── LISTED RECORDS ──

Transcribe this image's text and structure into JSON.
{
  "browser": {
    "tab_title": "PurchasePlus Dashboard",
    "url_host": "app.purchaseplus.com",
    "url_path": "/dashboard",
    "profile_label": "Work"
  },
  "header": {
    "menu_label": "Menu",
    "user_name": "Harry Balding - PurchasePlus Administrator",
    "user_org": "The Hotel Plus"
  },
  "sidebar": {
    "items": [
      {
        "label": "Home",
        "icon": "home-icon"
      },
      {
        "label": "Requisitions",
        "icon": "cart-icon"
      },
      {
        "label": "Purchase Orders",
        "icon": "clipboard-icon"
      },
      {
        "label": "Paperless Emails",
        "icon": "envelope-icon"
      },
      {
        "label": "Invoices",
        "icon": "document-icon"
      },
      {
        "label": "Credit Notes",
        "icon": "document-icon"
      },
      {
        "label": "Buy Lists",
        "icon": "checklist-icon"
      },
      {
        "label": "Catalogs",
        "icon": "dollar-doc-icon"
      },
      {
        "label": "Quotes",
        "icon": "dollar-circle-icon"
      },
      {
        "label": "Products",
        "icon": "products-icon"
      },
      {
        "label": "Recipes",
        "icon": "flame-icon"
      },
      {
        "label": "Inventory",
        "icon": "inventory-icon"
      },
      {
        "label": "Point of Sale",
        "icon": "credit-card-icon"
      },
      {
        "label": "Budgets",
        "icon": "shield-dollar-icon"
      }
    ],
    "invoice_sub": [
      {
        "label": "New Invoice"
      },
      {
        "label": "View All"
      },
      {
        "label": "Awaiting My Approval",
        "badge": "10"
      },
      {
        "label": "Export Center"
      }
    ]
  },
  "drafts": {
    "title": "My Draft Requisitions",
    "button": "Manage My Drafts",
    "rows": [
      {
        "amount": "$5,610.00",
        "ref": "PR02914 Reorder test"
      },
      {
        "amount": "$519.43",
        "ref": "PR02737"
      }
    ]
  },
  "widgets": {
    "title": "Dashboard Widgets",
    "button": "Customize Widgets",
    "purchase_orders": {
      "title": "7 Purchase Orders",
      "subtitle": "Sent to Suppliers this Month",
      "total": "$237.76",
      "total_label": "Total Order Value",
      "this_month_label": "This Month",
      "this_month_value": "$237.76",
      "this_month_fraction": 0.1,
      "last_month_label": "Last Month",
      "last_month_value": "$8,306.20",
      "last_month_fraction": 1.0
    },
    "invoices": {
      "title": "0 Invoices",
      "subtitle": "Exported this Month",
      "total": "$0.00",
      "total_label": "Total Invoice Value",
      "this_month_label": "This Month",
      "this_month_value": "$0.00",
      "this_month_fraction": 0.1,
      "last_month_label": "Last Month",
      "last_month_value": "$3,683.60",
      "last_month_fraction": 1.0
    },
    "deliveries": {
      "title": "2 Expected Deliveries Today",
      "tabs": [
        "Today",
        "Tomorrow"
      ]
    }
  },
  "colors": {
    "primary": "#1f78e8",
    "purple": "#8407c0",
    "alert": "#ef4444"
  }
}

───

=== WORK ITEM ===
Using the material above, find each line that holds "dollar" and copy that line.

=== RESPONSE TO THIS TASK ===
        "icon": "dollar-doc-icon"
        "icon": "dollar-circle-icon"
        "icon": "shield-dollar-icon"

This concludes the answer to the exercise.